October 20, 2005
I went with a couple of projects in mind, and actually came away with yarn for them. I'd like to make myself a fall/winter sweater that will get lots of wear (which means that it needs to go with much of my wardrobe). This made thinking about yarn choices tricky. I needed the yarn to be durable, and somewhat neutral. On the other hand, I wanted it to be soft enough and interesting enough that I'd actually want to knit an entire Rose-sized sweater out of it. Francis pointed out that a whole sweater in gray or black would probably not get finished. I found a pattern I really liked in the Green Mountain Spinnery book, for the Wildflower Sweater (I'll check the exact pattern name when I get home); it's a cropped cardigan with slightly inset sleeves. I looked everywhere for a tweedy, neutral yarn, which you'd think would be easy-as-pie to find at Rhinebeck, right? Everywhere there was plain yarn, everywhere there was fancy handpainted yarn. Eventually, though, I was at the Green Mountain Spinnery booth, and there is where I found just the right yarn, though it wasn't what they'd originally had in mind for the sweater at all. It's their tweed two-ply, which they don't sell through stores and don't normally take to shows, so I felt especially pleased to get it. (Picture to come -- the color is called chestnut, and it's a tweed that includes dark gray, dark red, brown, and flecks of blue, and is somehow much prettier than the sum of those colors.)

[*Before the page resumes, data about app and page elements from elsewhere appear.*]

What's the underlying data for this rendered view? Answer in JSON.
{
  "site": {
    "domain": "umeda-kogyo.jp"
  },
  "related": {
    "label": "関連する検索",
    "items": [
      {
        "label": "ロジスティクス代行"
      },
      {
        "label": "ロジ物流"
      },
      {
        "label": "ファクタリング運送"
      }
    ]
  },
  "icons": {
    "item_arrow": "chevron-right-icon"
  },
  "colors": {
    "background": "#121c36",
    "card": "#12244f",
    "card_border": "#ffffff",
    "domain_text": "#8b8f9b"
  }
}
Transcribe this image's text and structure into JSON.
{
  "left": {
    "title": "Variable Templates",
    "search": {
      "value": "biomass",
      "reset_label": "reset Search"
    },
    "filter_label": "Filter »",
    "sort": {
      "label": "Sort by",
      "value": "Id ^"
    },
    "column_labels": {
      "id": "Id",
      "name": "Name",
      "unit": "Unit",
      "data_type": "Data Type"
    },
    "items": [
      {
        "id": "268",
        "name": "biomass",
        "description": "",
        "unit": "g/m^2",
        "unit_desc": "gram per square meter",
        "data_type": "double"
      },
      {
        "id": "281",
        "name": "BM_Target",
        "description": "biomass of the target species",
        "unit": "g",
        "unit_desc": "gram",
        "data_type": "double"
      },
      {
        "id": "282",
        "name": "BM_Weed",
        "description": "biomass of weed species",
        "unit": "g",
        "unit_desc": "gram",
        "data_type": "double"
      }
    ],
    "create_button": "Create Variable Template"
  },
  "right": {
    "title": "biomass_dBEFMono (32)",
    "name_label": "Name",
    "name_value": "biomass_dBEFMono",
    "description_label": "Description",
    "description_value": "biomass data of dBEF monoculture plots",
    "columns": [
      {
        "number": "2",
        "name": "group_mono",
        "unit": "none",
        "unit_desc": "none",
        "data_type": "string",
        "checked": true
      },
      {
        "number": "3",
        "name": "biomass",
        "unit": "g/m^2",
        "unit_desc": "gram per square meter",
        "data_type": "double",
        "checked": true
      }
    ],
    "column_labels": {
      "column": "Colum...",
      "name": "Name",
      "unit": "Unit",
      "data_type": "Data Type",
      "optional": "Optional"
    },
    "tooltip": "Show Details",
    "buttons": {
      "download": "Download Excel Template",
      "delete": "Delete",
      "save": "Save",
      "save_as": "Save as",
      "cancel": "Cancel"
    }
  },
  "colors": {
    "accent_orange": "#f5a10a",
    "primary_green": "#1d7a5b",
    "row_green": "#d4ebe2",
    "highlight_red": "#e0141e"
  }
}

I also bought yarn for a hat/mitten set from them, in Mountain Mohair; Francis helped me pick the unusual color combo. And I finally indulged in a big skein of mohair/silk/wool blend yarn from Brooks Farm. It's already halfway to being a scarf.
The best thing about this trip to Rhinebeck is that I wasn't attending as a yarn store owner. I didn't have to only look at yarns that I might be able to carry at the store. I didn't have to pick up skeins of yarn and think, "Will other people want to buy this? I think this is a good price, but how much is the discount? How much can I charge?" I didn't have to think to myself, "Oh, rats, I'll never have time to knit this up if it's not a store sample." I felt FREE. The best example was that Brooks Farm skein. They don't sell to stores; they feel they wouldn't be able to keep up with demand, and they don't want to be in that position. I think that's reasonable of them. But that means I haven't bought their yarn in the two years that I've been seeing it, even though it's absolutely gorgeous, and very well priced for the product. It was a delight to be in their booth, looking at all the lovely skeins, thinking, "I get to pick one!"
Lamb kebobs and fresh apple cider were a pretty good reason to make the trip, too. Yum.